▶ [INPUT]
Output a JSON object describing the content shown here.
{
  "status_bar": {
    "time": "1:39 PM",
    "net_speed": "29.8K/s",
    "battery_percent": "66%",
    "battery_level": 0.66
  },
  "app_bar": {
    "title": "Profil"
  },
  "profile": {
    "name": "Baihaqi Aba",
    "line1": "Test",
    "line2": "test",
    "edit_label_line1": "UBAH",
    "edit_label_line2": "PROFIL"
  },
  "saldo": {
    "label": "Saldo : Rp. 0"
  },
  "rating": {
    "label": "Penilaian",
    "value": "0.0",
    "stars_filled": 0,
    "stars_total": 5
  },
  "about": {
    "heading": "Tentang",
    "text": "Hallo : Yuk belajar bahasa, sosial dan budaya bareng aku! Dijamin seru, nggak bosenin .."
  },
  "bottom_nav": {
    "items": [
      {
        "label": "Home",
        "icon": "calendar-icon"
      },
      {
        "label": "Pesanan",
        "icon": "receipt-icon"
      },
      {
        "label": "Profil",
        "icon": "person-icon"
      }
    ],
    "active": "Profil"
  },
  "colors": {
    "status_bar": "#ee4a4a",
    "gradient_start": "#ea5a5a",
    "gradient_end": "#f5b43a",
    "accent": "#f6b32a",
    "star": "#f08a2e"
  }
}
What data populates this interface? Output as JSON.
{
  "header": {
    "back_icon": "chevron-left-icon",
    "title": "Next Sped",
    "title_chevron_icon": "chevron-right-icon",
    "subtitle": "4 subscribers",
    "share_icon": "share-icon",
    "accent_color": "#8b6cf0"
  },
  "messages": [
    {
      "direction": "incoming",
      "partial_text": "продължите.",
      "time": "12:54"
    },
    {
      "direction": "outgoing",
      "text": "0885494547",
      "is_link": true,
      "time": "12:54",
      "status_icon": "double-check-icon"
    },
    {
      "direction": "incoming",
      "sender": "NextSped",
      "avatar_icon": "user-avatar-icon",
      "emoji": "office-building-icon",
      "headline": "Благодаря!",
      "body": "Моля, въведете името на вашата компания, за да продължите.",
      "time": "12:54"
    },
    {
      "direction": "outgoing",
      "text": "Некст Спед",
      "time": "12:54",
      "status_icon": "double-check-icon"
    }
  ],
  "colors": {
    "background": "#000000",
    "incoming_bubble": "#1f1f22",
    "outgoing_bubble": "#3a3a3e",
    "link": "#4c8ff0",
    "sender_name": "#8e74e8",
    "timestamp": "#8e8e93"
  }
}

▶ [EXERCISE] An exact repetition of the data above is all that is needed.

▶ [SOLUTION TO THIS TASK]
Output a JSON object describing the content shown here.
{
  "status_bar": {
    "time": "1:39 PM",
    "net_speed": "29.8K/s",
    "battery_percent": "66%",
    "battery_level": 0.66
  },
  "app_bar": {
    "title": "Profil"
  },
  "profile": {
    "name": "Baihaqi Aba",
    "line1": "Test",
    "line2": "test",
    "edit_label_line1": "UBAH",
    "edit_label_line2": "PROFIL"
  },
  "saldo": {
    "label": "Saldo : Rp. 0"
  },
  "rating": {
    "label": "Penilaian",
    "value": "0.0",
    "stars_filled": 0,
    "stars_total": 5
  },
  "about": {
    "heading": "Tentang",
    "text": "Hallo : Yuk belajar bahasa, sosial dan budaya bareng aku! Dijamin seru, nggak bosenin .."
  },
  "bottom_nav": {
    "items": [
      {
        "label": "Home",
        "icon": "calendar-icon"
      },
      {
        "label": "Pesanan",
        "icon": "receipt-icon"
      },
      {
        "label": "Profil",
        "icon": "person-icon"
      }
    ],
    "active": "Profil"
  },
  "colors": {
    "status_bar": "#ee4a4a",
    "gradient_start": "#ea5a5a",
    "gradient_end": "#f5b43a",
    "accent": "#f6b32a",
    "star": "#f08a2e"
  }
}
What data populates this interface? Output as JSON.
{
  "header": {
    "back_icon": "chevron-left-icon",
    "title": "Next Sped",
    "title_chevron_icon": "chevron-right-icon",
    "subtitle": "4 subscribers",
    "share_icon": "share-icon",
    "accent_color": "#8b6cf0"
  },
  "messages": [
    {
      "direction": "incoming",
      "partial_text": "продължите.",
      "time": "12:54"
    },
    {
      "direction": "outgoing",
      "text": "0885494547",
      "is_link": true,
      "time": "12:54",
      "status_icon": "double-check-icon"
    },
    {
      "direction": "incoming",
      "sender": "NextSped",
      "avatar_icon": "user-avatar-icon",
      "emoji": "office-building-icon",
      "headline": "Благодаря!",
      "body": "Моля, въведете името на вашата компания, за да продължите.",
      "time": "12:54"
    },
    {
      "direction": "outgoing",
      "text": "Некст Спед",
      "time": "12:54",
      "status_icon": "double-check-icon"
    }
  ],
  "colors": {
    "background": "#000000",
    "incoming_bubble": "#1f1f22",
    "outgoing_bubble": "#3a3a3e",
    "link": "#4c8ff0",
    "sender_name": "#8e74e8",
    "timestamp": "#8e8e93"
  }
}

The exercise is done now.